Consider Selling the Ring and Splitting the Proceeds
If neither party is emotionally attached to the ring, selling the ring and splitting the proceeds might be an option to consider. This provides a way for each person to receive some benefit from the sale of the ring without having to worry about any emotional ties that may still be present. Keep in mind that if the ring has appreciated in value since it was purchased, capital gains taxes may need to be paid.
“If the post-separation increase in value was due to somebody’s active management…the other partner would get part of that increase because they would be entitled typically to a share of the increase in property values during the period after separation.” -Kathy Metcalf
The decision about what should happen to the wedding ring in a divorce isn’t always easy. While emotions can run high, taking a calm and rational approach can help reduce the stress and tension surrounding this issue. Whether through mediation or consultation with a family law attorney, discussing alternative options with a trusted third party or selling the ring and splitting the proceeds, there are various ways to reach a mutually agreeable solution. By keeping an open mind and putting forth effort, the process of resolving this issue can be a smooth one for all parties involved.

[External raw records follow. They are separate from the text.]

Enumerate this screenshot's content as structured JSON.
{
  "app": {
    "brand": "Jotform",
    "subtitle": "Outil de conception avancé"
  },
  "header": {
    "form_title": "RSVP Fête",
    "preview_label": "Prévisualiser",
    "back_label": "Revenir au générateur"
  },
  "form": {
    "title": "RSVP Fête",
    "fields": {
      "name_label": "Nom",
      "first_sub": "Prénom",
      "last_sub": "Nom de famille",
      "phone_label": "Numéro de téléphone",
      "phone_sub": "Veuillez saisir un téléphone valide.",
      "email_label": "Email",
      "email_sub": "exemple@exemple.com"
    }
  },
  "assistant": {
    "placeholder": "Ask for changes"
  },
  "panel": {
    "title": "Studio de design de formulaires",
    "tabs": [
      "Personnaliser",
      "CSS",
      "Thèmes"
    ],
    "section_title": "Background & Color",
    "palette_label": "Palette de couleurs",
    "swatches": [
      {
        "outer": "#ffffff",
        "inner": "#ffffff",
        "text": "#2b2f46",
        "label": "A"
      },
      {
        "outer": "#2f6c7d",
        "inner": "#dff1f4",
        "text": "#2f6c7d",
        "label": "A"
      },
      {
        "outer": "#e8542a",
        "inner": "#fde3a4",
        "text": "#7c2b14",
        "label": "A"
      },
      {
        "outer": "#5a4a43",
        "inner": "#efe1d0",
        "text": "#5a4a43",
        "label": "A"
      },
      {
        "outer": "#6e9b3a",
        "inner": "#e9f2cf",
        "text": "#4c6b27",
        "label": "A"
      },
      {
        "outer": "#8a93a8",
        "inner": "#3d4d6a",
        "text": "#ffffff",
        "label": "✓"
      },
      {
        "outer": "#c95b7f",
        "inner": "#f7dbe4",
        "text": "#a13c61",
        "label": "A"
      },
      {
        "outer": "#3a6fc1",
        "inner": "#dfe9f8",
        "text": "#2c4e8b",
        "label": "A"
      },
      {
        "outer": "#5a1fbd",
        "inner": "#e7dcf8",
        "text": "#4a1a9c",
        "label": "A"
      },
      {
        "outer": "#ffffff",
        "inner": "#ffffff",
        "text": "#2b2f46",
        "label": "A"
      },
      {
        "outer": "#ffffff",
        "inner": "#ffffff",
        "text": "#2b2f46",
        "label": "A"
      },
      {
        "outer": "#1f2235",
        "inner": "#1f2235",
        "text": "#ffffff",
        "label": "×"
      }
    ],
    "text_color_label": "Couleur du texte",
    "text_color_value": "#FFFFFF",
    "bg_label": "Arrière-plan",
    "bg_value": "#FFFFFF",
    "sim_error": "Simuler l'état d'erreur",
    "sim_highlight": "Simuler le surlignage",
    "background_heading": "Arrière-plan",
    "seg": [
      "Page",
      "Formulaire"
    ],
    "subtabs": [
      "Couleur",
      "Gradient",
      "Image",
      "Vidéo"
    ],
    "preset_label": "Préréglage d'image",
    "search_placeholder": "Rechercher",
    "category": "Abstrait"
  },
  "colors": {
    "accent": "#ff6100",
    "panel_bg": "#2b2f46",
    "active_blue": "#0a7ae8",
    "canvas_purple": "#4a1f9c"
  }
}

Frequently Asked Questions
What is the general rule for who gets the wedding ring in a divorce?
The general rule for who gets the wedding ring in a divorce depends on the state you live in. In most states, engagement and wedding rings are considered gifts and belong to the recipient. If the ring was given before the marriage, it may be considered a pre-marital asset and belong to the person who received it. However, if the ring was given during the marriage, it may be considered marital property and subject to division during the divorce.
Are there any exceptions to the general rule for who gets the wedding ring in a divorce?
Yes, there may be exceptions to the general rule for who gets the wedding ring in a divorce. If the ring was given with the expectation that it would be returned if the marriage ended, it may be considered a conditional gift and belong to the person who gave it. Additionally, if the ring was given in exchange for something of value, such as a prenuptial agreement, it may be considered a contract and subject to the terms of that agreement.
What happens if the wedding ring was a family heirloom?
If the wedding ring was a family heirloom, it may be considered separate property and belong to the person who received it. However, if the ring was commingled with marital property, such as joint funds, it may become subject to division during the divorce. It is important to provide documentation and evidence of the ring’s separate property status in order to ensure its protection in the divorce proceedings.
What happens if the wedding ring was purchased with joint funds?
If the wedding ring was purchased with joint funds, it may be considered marital property and subject to division during the divorce. However, if one spouse can prove that they made a significant contribution to the purchase of the ring, they may be entitled to a larger share of its value. It is important to provide documentation and evidence of the contributions made towards the purchase of the ring in order to ensure fair division of property.
What should I do if I want to keep the wedding ring in a divorce?
If you want to keep the wedding ring in a divorce, you should discuss your options with your attorney. Depending on the circumstances surrounding the ring’s ownership and value, you may be able to negotiate a settlement with your spouse or argue for its separate property status in court. It is important to have documentation and evidence to support your claim to the ring.
What should I do if my spouse wants to keep the wedding ring in a divorce?
If your spouse wants to keep the wedding ring in a divorce, you should discuss your options with your attorney. Depending on the circumstances surrounding the ring’s ownership and value, you may be able to negotiate a settlement or argue for a fair division of property in court. It is important to have documentation and evidence to support your claim to the ring, if applicable.